**TASK ITEM**
Every entry is to be set down a second time, precisely as written.

**TASK MATERIAL**
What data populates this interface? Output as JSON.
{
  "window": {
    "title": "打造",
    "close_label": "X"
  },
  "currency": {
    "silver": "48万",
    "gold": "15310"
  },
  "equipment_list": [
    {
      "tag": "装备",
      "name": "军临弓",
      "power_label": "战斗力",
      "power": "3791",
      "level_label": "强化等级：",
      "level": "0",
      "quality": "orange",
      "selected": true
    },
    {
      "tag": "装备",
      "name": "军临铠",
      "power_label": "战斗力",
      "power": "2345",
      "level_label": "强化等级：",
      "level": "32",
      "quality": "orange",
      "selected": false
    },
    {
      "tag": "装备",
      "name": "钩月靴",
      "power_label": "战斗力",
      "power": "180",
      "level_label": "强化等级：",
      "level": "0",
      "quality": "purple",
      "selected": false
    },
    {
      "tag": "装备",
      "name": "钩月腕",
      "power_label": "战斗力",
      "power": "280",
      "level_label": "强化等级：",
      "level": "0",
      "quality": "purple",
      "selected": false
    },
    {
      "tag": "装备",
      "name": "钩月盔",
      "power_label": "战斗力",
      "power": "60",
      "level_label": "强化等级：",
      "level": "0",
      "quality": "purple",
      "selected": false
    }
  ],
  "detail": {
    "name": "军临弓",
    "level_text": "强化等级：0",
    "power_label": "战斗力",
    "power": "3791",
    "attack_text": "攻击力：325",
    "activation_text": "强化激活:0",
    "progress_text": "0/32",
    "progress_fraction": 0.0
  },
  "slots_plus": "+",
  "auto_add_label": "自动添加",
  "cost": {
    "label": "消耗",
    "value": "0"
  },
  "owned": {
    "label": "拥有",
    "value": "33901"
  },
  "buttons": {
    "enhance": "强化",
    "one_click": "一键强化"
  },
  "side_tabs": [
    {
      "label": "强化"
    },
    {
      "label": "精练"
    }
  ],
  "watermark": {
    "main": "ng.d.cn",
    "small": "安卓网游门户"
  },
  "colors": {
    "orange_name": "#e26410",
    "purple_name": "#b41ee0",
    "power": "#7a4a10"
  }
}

**EXERCISE RESULT**
What data populates this interface? Output as JSON.
{
  "window": {
    "title": "打造",
    "close_label": "X"
  },
  "currency": {
    "silver": "48万",
    "gold": "15310"
  },
  "equipment_list": [
    {
      "tag": "装备",
      "name": "军临弓",
      "power_label": "战斗力",
      "power": "3791",
      "level_label": "强化等级：",
      "level": "0",
      "quality": "orange",
      "selected": true
    },
    {
      "tag": "装备",
      "name": "军临铠",
      "power_label": "战斗力",
      "power": "2345",
      "level_label": "强化等级：",
      "level": "32",
      "quality": "orange",
      "selected": false
    },
    {
      "tag": "装备",
      "name": "钩月靴",
      "power_label": "战斗力",
      "power": "180",
      "level_label": "强化等级：",
      "level": "0",
      "quality": "purple",
      "selected": false
    },
    {
      "tag": "装备",
      "name": "钩月腕",
      "power_label": "战斗力",
      "power": "280",
      "level_label": "强化等级：",
      "level": "0",
      "quality": "purple",
      "selected": false
    },
    {
      "tag": "装备",
      "name": "钩月盔",
      "power_label": "战斗力",
      "power": "60",
      "level_label": "强化等级：",
      "level": "0",
      "quality": "purple",
      "selected": false
    }
  ],
  "detail": {
    "name": "军临弓",
    "level_text": "强化等级：0",
    "power_label": "战斗力",
    "power": "3791",
    "attack_text": "攻击力：325",
    "activation_text": "强化激活:0",
    "progress_text": "0/32",
    "progress_fraction": 0.0
  },
  "slots_plus": "+",
  "auto_add_label": "自动添加",
  "cost": {
    "label": "消耗",
    "value": "0"
  },
  "owned": {
    "label": "拥有",
    "value": "33901"
  },
  "buttons": {
    "enhance": "强化",
    "one_click": "一键强化"
  },
  "side_tabs": [
    {
      "label": "强化"
    },
    {
      "label": "精练"
    }
  ],
  "watermark": {
    "main": "ng.d.cn",
    "small": "安卓网游门户"
  },
  "colors": {
    "orange_name": "#e26410",
    "purple_name": "#b41ee0",
    "power": "#7a4a10"
  }
}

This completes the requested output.